**YOUR GOAL**
Your answer should repeat every line of the records below in which the word "Approvals" appears.

(Dataset rows for apps and sites)
====================

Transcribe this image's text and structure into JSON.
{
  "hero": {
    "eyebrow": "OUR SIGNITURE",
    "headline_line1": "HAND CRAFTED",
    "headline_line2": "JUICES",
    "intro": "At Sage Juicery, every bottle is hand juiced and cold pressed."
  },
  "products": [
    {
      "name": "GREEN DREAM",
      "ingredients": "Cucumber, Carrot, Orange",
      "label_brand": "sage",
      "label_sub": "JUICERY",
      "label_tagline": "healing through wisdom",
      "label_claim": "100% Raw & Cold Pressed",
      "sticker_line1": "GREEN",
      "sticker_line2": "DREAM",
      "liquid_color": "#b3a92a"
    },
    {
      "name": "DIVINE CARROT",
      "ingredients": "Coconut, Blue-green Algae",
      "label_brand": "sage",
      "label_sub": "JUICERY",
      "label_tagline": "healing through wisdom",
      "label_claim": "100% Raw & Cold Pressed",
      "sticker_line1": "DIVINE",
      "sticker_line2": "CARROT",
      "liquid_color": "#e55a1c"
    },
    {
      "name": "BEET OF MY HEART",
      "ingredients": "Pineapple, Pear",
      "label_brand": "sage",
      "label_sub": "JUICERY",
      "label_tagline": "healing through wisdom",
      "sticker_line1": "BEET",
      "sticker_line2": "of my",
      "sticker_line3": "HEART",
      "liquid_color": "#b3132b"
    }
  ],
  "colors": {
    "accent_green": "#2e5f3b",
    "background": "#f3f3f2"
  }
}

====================

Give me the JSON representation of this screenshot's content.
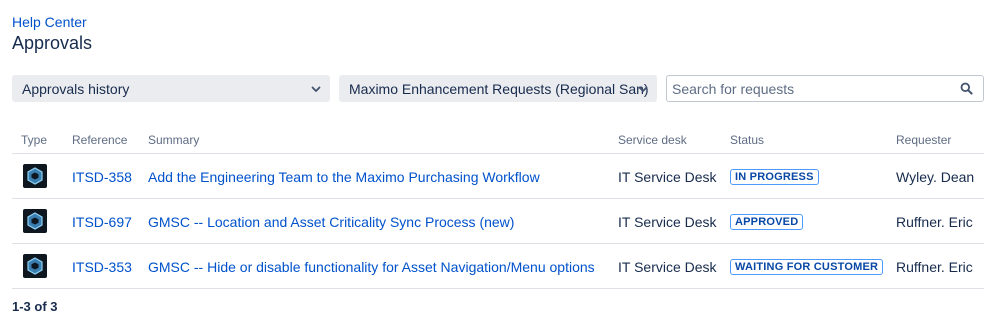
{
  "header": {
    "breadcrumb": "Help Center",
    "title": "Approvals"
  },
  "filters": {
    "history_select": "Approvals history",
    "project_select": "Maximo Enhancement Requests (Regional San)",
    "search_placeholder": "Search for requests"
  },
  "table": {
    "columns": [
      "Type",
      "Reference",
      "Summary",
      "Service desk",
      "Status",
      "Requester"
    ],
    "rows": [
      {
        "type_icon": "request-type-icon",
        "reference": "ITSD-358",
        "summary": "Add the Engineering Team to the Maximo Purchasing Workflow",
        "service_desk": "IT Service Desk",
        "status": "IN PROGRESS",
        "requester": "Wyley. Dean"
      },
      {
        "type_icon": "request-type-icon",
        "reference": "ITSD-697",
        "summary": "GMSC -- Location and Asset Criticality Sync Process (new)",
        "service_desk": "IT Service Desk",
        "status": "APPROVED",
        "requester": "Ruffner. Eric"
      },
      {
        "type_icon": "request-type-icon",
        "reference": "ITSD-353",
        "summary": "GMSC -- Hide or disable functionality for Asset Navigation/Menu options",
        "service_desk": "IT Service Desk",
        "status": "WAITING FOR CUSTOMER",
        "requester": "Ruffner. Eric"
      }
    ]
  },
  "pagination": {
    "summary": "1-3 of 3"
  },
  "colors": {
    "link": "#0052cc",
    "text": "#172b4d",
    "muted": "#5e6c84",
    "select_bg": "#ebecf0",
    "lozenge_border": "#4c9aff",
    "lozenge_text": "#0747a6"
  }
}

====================

**EXERCISE SOLUTION**
    "title": "Approvals"
    "history_select": "Approvals history",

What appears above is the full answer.